━━ The input ━━

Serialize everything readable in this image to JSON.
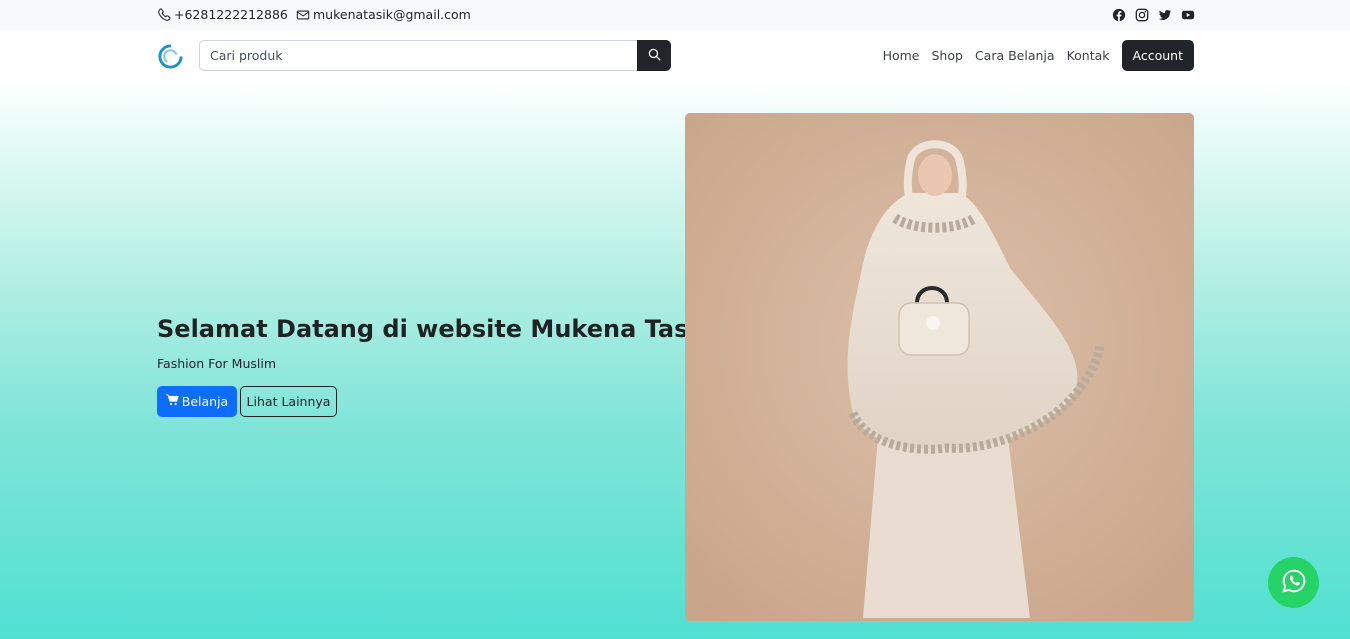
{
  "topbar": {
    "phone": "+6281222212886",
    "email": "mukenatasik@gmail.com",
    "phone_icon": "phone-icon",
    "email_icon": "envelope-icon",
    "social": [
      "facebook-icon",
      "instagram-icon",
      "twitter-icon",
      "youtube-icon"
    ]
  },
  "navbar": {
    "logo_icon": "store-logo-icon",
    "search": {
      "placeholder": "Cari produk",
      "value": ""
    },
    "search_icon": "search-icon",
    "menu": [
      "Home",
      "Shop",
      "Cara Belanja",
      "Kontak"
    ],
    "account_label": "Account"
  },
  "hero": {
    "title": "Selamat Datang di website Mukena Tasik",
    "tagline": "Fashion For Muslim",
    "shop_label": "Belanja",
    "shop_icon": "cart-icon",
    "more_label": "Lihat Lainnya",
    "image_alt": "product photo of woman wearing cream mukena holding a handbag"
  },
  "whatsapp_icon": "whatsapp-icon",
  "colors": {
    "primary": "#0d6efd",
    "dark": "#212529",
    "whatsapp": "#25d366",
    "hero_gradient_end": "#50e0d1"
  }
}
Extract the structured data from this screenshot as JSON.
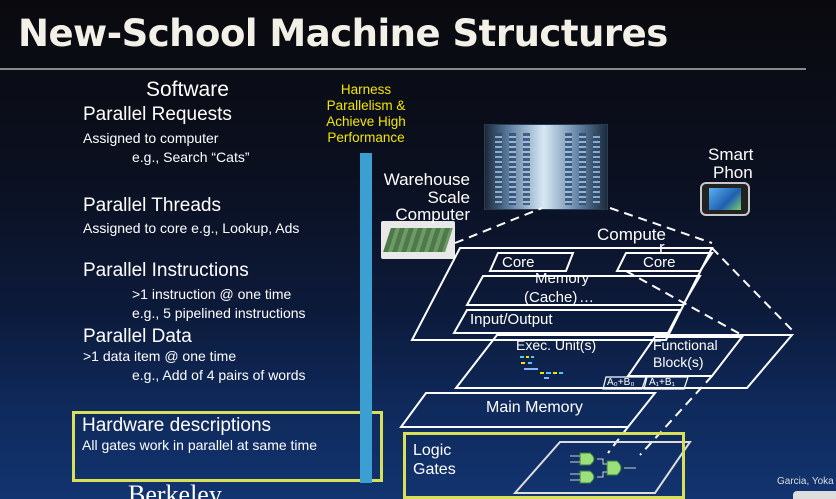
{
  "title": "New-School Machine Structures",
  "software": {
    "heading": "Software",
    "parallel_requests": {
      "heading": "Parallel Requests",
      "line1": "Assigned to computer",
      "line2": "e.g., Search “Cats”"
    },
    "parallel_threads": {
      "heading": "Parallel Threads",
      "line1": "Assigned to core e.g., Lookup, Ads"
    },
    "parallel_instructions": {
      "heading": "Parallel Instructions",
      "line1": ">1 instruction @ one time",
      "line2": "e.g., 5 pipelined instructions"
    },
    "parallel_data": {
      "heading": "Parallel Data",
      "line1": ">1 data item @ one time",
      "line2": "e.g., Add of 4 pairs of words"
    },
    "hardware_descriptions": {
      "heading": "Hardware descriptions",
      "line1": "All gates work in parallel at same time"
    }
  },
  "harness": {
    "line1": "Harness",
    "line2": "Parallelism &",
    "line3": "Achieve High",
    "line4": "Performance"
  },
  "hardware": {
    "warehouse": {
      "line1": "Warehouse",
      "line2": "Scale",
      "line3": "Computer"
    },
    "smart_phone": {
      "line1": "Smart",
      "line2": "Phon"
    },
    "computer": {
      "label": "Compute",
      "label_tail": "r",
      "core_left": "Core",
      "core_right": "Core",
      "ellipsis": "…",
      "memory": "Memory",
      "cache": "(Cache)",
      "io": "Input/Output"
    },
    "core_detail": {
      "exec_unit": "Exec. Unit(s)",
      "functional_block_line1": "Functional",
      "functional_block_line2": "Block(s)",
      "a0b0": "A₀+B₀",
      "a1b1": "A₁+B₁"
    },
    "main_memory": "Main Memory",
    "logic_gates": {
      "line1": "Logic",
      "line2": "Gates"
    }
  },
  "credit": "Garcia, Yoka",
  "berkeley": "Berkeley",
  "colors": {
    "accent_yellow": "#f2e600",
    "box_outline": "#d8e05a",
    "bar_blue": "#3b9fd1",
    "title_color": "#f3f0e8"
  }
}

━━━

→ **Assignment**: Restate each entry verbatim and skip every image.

→ **Task answer**:
Serialize everything readable in this image to JSON.
{
  "topbar": {
    "phone": "+6281222212886",
    "email": "mukenatasik@gmail.com",
    "phone_icon": "phone-icon",
    "email_icon": "envelope-icon",
    "social": [
      "facebook-icon",
      "instagram-icon",
      "twitter-icon",
      "youtube-icon"
    ]
  },
  "navbar": {
    "logo_icon": "store-logo-icon",
    "search": {
      "placeholder": "Cari produk",
      "value": ""
    },
    "search_icon": "search-icon",
    "menu": [
      "Home",
      "Shop",
      "Cara Belanja",
      "Kontak"
    ],
    "account_label": "Account"
  },
  "hero": {
    "title": "Selamat Datang di website Mukena Tasik",
    "tagline": "Fashion For Muslim",
    "shop_label": "Belanja",
    "shop_icon": "cart-icon",
    "more_label": "Lihat Lainnya",
    "image_alt": "product photo of woman wearing cream mukena holding a handbag"
  },
  "whatsapp_icon": "whatsapp-icon",
  "colors": {
    "primary": "#0d6efd",
    "dark": "#212529",
    "whatsapp": "#25d366",
    "hero_gradient_end": "#50e0d1"
  }
}
Extract the structured data from this screenshot as JSON.
{
  "title": "New-School Machine Structures",
  "software": {
    "heading": "Software",
    "parallel_requests": {
      "heading": "Parallel Requests",
      "line1": "Assigned to computer",
      "line2": "e.g., Search “Cats”"
    },
    "parallel_threads": {
      "heading": "Parallel Threads",
      "line1": "Assigned to core e.g., Lookup, Ads"
    },
    "parallel_instructions": {
      "heading": "Parallel Instructions",
      "line1": ">1 instruction @ one time",
      "line2": "e.g., 5 pipelined instructions"
    },
    "parallel_data": {
      "heading": "Parallel Data",
      "line1": ">1 data item @ one time",
      "line2": "e.g., Add of 4 pairs of words"
    },
    "hardware_descriptions": {
      "heading": "Hardware descriptions",
      "line1": "All gates work in parallel at same time"
    }
  },
  "harness": {
    "line1": "Harness",
    "line2": "Parallelism &",
    "line3": "Achieve High",
    "line4": "Performance"
  },
  "hardware": {
    "warehouse": {
      "line1": "Warehouse",
      "line2": "Scale",
      "line3": "Computer"
    },
    "smart_phone": {
      "line1": "Smart",
      "line2": "Phon"
    },
    "computer": {
      "label": "Compute",
      "label_tail": "r",
      "core_left": "Core",
      "core_right": "Core",
      "ellipsis": "…",
      "memory": "Memory",
      "cache": "(Cache)",
      "io": "Input/Output"
    },
    "core_detail": {
      "exec_unit": "Exec. Unit(s)",
      "functional_block_line1": "Functional",
      "functional_block_line2": "Block(s)",
      "a0b0": "A₀+B₀",
      "a1b1": "A₁+B₁"
    },
    "main_memory": "Main Memory",
    "logic_gates": {
      "line1": "Logic",
      "line2": "Gates"
    }
  },
  "credit": "Garcia, Yoka",
  "berkeley": "Berkeley",
  "colors": {
    "accent_yellow": "#f2e600",
    "box_outline": "#d8e05a",
    "bar_blue": "#3b9fd1",
    "title_color": "#f3f0e8"
  }
}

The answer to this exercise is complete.